> App and web page records
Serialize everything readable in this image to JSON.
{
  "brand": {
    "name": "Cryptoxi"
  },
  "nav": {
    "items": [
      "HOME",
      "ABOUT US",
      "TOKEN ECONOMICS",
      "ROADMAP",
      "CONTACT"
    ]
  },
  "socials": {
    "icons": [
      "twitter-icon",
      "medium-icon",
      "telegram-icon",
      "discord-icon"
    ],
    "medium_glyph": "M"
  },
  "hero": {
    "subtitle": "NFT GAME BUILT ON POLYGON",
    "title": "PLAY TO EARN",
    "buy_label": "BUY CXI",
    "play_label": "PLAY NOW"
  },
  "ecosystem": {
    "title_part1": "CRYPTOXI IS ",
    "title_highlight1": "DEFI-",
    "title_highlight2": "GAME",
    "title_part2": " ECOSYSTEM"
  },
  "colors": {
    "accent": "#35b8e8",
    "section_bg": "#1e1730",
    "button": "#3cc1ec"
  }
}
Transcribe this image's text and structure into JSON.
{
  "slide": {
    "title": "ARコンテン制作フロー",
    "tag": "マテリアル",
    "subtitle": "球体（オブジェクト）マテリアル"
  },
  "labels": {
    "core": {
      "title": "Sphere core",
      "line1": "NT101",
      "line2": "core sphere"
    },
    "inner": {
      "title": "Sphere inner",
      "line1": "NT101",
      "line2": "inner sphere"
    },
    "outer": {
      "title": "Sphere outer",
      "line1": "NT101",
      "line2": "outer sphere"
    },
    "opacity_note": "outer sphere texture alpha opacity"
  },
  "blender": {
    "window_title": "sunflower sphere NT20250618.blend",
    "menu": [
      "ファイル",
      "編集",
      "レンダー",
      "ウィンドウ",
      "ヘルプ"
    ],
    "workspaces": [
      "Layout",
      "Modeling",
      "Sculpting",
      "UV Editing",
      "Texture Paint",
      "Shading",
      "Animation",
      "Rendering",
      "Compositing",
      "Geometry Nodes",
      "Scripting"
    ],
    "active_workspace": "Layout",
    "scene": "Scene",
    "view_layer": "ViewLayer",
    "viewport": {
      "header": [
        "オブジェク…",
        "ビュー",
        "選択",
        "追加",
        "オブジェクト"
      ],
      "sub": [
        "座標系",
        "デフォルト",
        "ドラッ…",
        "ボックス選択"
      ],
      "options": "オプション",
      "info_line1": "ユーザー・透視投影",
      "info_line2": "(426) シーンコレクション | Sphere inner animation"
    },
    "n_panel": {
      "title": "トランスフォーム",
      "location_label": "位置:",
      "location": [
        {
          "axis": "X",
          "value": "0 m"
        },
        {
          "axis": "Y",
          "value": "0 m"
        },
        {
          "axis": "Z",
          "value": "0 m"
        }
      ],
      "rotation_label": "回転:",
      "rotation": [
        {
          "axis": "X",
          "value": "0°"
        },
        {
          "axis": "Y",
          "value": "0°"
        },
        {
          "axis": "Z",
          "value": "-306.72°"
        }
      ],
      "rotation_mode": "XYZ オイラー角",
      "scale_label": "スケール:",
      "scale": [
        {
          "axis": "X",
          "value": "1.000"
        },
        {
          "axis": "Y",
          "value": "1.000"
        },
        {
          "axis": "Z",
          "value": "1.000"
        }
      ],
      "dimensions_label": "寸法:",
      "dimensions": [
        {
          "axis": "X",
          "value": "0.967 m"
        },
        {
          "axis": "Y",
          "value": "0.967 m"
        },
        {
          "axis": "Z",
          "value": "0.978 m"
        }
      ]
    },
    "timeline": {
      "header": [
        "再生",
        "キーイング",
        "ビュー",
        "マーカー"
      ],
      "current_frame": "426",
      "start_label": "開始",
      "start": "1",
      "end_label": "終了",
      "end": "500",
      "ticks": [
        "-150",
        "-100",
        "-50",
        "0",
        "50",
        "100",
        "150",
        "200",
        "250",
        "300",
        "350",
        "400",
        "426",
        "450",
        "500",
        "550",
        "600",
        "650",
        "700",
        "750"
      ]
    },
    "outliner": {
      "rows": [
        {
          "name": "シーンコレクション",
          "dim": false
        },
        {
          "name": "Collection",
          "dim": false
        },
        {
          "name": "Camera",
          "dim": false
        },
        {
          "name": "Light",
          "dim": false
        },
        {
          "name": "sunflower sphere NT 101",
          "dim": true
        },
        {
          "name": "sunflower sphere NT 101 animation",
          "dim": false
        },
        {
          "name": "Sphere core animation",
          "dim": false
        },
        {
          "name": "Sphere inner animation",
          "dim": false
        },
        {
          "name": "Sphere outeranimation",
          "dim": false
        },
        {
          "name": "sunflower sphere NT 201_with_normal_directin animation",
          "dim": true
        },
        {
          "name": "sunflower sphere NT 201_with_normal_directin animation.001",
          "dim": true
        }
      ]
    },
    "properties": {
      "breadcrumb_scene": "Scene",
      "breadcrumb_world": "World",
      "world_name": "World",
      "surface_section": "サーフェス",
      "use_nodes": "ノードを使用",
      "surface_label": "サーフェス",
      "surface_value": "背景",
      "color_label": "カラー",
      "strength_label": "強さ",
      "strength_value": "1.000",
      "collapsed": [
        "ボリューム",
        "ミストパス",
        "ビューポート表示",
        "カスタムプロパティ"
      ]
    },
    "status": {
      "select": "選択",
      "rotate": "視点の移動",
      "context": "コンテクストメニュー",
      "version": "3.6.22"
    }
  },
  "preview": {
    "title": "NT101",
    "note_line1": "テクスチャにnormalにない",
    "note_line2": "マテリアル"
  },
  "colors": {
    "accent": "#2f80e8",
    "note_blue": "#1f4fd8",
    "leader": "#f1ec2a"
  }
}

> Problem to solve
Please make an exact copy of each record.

> Exercise result
Serialize everything readable in this image to JSON.
{
  "brand": {
    "name": "Cryptoxi"
  },
  "nav": {
    "items": [
      "HOME",
      "ABOUT US",
      "TOKEN ECONOMICS",
      "ROADMAP",
      "CONTACT"
    ]
  },
  "socials": {
    "icons": [
      "twitter-icon",
      "medium-icon",
      "telegram-icon",
      "discord-icon"
    ],
    "medium_glyph": "M"
  },
  "hero": {
    "subtitle": "NFT GAME BUILT ON POLYGON",
    "title": "PLAY TO EARN",
    "buy_label": "BUY CXI",
    "play_label": "PLAY NOW"
  },
  "ecosystem": {
    "title_part1": "CRYPTOXI IS ",
    "title_highlight1": "DEFI-",
    "title_highlight2": "GAME",
    "title_part2": " ECOSYSTEM"
  },
  "colors": {
    "accent": "#35b8e8",
    "section_bg": "#1e1730",
    "button": "#3cc1ec"
  }
}
Transcribe this image's text and structure into JSON.
{
  "slide": {
    "title": "ARコンテン制作フロー",
    "tag": "マテリアル",
    "subtitle": "球体（オブジェクト）マテリアル"
  },
  "labels": {
    "core": {
      "title": "Sphere core",
      "line1": "NT101",
      "line2": "core sphere"
    },
    "inner": {
      "title": "Sphere inner",
      "line1": "NT101",
      "line2": "inner sphere"
    },
    "outer": {
      "title": "Sphere outer",
      "line1": "NT101",
      "line2": "outer sphere"
    },
    "opacity_note": "outer sphere texture alpha opacity"
  },
  "blender": {
    "window_title": "sunflower sphere NT20250618.blend",
    "menu": [
      "ファイル",
      "編集",
      "レンダー",
      "ウィンドウ",
      "ヘルプ"
    ],
    "workspaces": [
      "Layout",
      "Modeling",
      "Sculpting",
      "UV Editing",
      "Texture Paint",
      "Shading",
      "Animation",
      "Rendering",
      "Compositing",
      "Geometry Nodes",
      "Scripting"
    ],
    "active_workspace": "Layout",
    "scene": "Scene",
    "view_layer": "ViewLayer",
    "viewport": {
      "header": [
        "オブジェク…",
        "ビュー",
        "選択",
        "追加",
        "オブジェクト"
      ],
      "sub": [
        "座標系",
        "デフォルト",
        "ドラッ…",
        "ボックス選択"
      ],
      "options": "オプション",
      "info_line1": "ユーザー・透視投影",
      "info_line2": "(426) シーンコレクション | Sphere inner animation"
    },
    "n_panel": {
      "title": "トランスフォーム",
      "location_label": "位置:",
      "location": [
        {
          "axis": "X",
          "value": "0 m"
        },
        {
          "axis": "Y",
          "value": "0 m"
        },
        {
          "axis": "Z",
          "value": "0 m"
        }
      ],
      "rotation_label": "回転:",
      "rotation": [
        {
          "axis": "X",
          "value": "0°"
        },
        {
          "axis": "Y",
          "value": "0°"
        },
        {
          "axis": "Z",
          "value": "-306.72°"
        }
      ],
      "rotation_mode": "XYZ オイラー角",
      "scale_label": "スケール:",
      "scale": [
        {
          "axis": "X",
          "value": "1.000"
        },
        {
          "axis": "Y",
          "value": "1.000"
        },
        {
          "axis": "Z",
          "value": "1.000"
        }
      ],
      "dimensions_label": "寸法:",
      "dimensions": [
        {
          "axis": "X",
          "value": "0.967 m"
        },
        {
          "axis": "Y",
          "value": "0.967 m"
        },
        {
          "axis": "Z",
          "value": "0.978 m"
        }
      ]
    },
    "timeline": {
      "header": [
        "再生",
        "キーイング",
        "ビュー",
        "マーカー"
      ],
      "current_frame": "426",
      "start_label": "開始",
      "start": "1",
      "end_label": "終了",
      "end": "500",
      "ticks": [
        "-150",
        "-100",
        "-50",
        "0",
        "50",
        "100",
        "150",
        "200",
        "250",
        "300",
        "350",
        "400",
        "426",
        "450",
        "500",
        "550",
        "600",
        "650",
        "700",
        "750"
      ]
    },
    "outliner": {
      "rows": [
        {
          "name": "シーンコレクション",
          "dim": false
        },
        {
          "name": "Collection",
          "dim": false
        },
        {
          "name": "Camera",
          "dim": false
        },
        {
          "name": "Light",
          "dim": false
        },
        {
          "name": "sunflower sphere NT 101",
          "dim": true
        },
        {
          "name": "sunflower sphere NT 101 animation",
          "dim": false
        },
        {
          "name": "Sphere core animation",
          "dim": false
        },
        {
          "name": "Sphere inner animation",
          "dim": false
        },
        {
          "name": "Sphere outeranimation",
          "dim": false
        },
        {
          "name": "sunflower sphere NT 201_with_normal_directin animation",
          "dim": true
        },
        {
          "name": "sunflower sphere NT 201_with_normal_directin animation.001",
          "dim": true
        }
      ]
    },
    "properties": {
      "breadcrumb_scene": "Scene",
      "breadcrumb_world": "World",
      "world_name": "World",
      "surface_section": "サーフェス",
      "use_nodes": "ノードを使用",
      "surface_label": "サーフェス",
      "surface_value": "背景",
      "color_label": "カラー",
      "strength_label": "強さ",
      "strength_value": "1.000",
      "collapsed": [
        "ボリューム",
        "ミストパス",
        "ビューポート表示",
        "カスタムプロパティ"
      ]
    },
    "status": {
      "select": "選択",
      "rotate": "視点の移動",
      "context": "コンテクストメニュー",
      "version": "3.6.22"
    }
  },
  "preview": {
    "title": "NT101",
    "note_line1": "テクスチャにnormalにない",
    "note_line2": "マテリアル"
  },
  "colors": {
    "accent": "#2f80e8",
    "note_blue": "#1f4fd8",
    "leader": "#f1ec2a"
  }
}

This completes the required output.